The Victoria Cross recipient did leadership work with the Australian sevens team last year and again at the Commonwealth Games in April, where he was recruited as a sevens staff member.
In some down time, the injured Holland struck up a conversation with Roberts-Smith about how the Aussie team could better handle pressure moments.
"I was asking him questions on communications and different other things, for when the shit hits the fan, like: “How do you settle it down? Do you have a breather?” Holland said.
"His response was: ‘No, you have to communicate. If shit is hitting the fan and you want to have a rest, you're going to get overrun'.
"I thought it would be good, in conjunction with Walshy, for us to do something to work on that at the start of the year, where we all go and achieve something together. Pure hard work. Not rugby focussed and out of our norm. After a few discussions and emails it was teed up.”
The Aussie side showed great promise in 2017-18, winning in Sydney, almost winning in Singapore and coming third in New Zealand.
But consistency was a problem, and finishing fifth at the Comm Games and tenth in the World Cup were big disappointments. In crunch games, the Aussies still had a tendency to lose those tiny - and yet massive - moments and the problem of players sometimes going into their shells was identified.
New coach Tim Walsh said at the season’s end that working on mental strength, leadership, resilience and communication under pressure would be priorities.
And that work began as soon as they got the f**k off the bus
"You had to help people in certain areas where they weren’t strong and they helped you in areas you weren’t strong,” Holland said.
"Physically it was good and for the mental strength side it was brilliant. Being able to overcome where you think “okay, this is probably all I have got”. But three hours later you are still putting in effort and you think “alright, I can do that”.
"You learn there are a couple of things that are vital for those tough times.
"One is communication, and trust us huge.

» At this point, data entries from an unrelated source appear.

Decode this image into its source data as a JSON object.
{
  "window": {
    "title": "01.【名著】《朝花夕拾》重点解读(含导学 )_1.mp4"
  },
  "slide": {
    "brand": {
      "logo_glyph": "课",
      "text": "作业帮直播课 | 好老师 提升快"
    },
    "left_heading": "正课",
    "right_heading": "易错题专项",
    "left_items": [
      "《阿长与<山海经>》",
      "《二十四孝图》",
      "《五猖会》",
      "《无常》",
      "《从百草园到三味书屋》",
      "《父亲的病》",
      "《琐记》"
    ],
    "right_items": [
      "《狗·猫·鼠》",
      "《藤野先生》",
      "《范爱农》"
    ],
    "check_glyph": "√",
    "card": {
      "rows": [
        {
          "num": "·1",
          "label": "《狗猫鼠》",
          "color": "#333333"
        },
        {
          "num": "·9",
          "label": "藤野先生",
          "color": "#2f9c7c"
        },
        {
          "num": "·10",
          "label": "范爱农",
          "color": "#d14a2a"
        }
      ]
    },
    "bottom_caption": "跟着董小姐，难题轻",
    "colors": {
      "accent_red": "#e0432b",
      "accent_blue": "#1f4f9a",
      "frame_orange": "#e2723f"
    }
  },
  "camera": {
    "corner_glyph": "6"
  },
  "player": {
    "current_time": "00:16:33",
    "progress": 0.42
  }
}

"And then just sometimes it comes down to hard work and grit. It is just how you can connect all them. And then everyone has to be a leader at some point in time. Someone is going to fail and someone is going to be fatigued, so just having ownership and saying 'righto, it’s on me, this is my team to supply the team with leadership'. That can come through voice, or decision making or effort.
"It was to get everyone talking and to find leaders and to break down a few barriers. We knew people were going to get fatigued and sore and need to ask for help, and blokes were there to pick them up.
"I dare say down the track people will reflect on it, and find some energy or self-belief they might not have thought they had before."
Whether or not those lessons can be turned into strength on a football field is the big question, and the Aussie team will find out when they play their first major tournament of the new season in Fiji.
Unlike last year, when a squad with lots of new faces and rookies needed the time-in-saddle benefits of lots of warm-up tournaments, this year the settled Aussie men have stayed at home and trained hard.
"We were already fit but we put a bit more work into the gym and really honed in what we can control. Pre-season has been good. It has been skill based,” Holland said.
"There were some heavy contact days but it’s just a matter of getting to know each other a lot better on the field. Not necessarily a lot of travel, where you get lay days either side. So we have had a good solid pre-season to prepare.
"We have to get top four so all tournaments from here on in, we have to be 100 per cent and with the best players we have fit at the time.”
The only top-line player missing from the Australian squad in Fiji will be Maurice Longbottom, and former squad members Michael Wells and Nick Malouf are also back in action.
New Zealand and Fiji are also at the two-day tournament.
"Everyone is here to rip in,” Holland said.
The Australian womens team will also be action at the Oceania Sevens, although coach John Manenti has deployed a development team of rising stars from the Aon Uni 7s tournament.
OCEANIA SEVENS POOL ROUNDS
v Nauru 10.03am (AEDT)
v Samoa 1.12pm (AEDT)
v Vanuatu 2.15pm (AEDT)